Calculation of oil recovery by continuous steam injection is generally tedious, even if a computer program is used for this purpose. The present study is directed toward developing a graphical method of computation of oil recovery by continuous steam injection in a five spot pattern. Oil recovery from the steam-invaded zone as well as from the condensate zone ahead of the steam zone is considered in this treatment. Expansion of the steam zone and t temperature variation of density are employe compute the effective flood advance rate for the hot and cold waterflood zones ahead of the steam zone, in which Buckley-Leverett type displacement is assumed to occur. One of the basic parameters involved in the method is the parameters involved in the method is the steamflood sweep efficiency, which is based upon detailed theoretical and experimental investigations. Along with the detailed graphs, the basic equations used are also presented, in case it is desired to use the present method on a digital computer.
The end product of the computation technique presented is a curve of cumulative oil recovery presented is a curve of cumulative oil recovery vs. time. Curves of this type computed by the proposed technique are compared with experimental proposed technique are compared with experimental curves, as well as with values predicted by detailed methods, showing fair agreement.
In recent years, steam injection has come to be recognized as an important oil recovery method.
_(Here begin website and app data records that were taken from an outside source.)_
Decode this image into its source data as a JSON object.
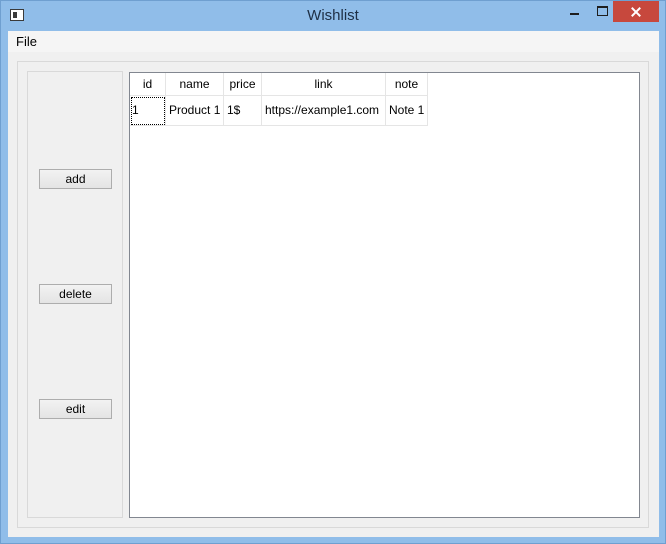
{
  "window": {
    "title": "Wishlist"
  },
  "menu": {
    "file": "File"
  },
  "buttons": {
    "add": "add",
    "delete": "delete",
    "edit": "edit"
  },
  "table": {
    "columns": [
      "id",
      "name",
      "price",
      "link",
      "note"
    ],
    "rows": [
      [
        "1",
        "Product 1",
        "1$",
        "https://example1.com",
        "Note 1"
      ]
    ]
  }
}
Most of the projects have so far utilized cyclic steam injection, which, in spite of its attractive feature of quick return, is basically a formation stimulation type operation marked with a low ultimate oil recovery of 6-15% of the oil in place. For this reason, increased interest is being shown in steamflooding, or continuous steam injection, with operational features similar to those for waterflooding, in order to enhance the ultimate oil recovery.
A member of methods have been proposed for the computation of oil recovery by a steamflood, the most notable being those due to Marx and Langenheim, Ramey, and Willman et al. Recently, Davies, Silberberg, and Caudle presented a method for predicting oil recovery from a five-spot steamflood, in which streamlines were approximated by straight lines radiating from the injection well, and converging to the production well. The present work develops a method production well. The present work develops a method for predicting the performance of a steamflood in a five-spot pattern, employing a combination of Marx and Langenheim's, Willman et al's, Ramey's, and Higgins and Leighton's techniques.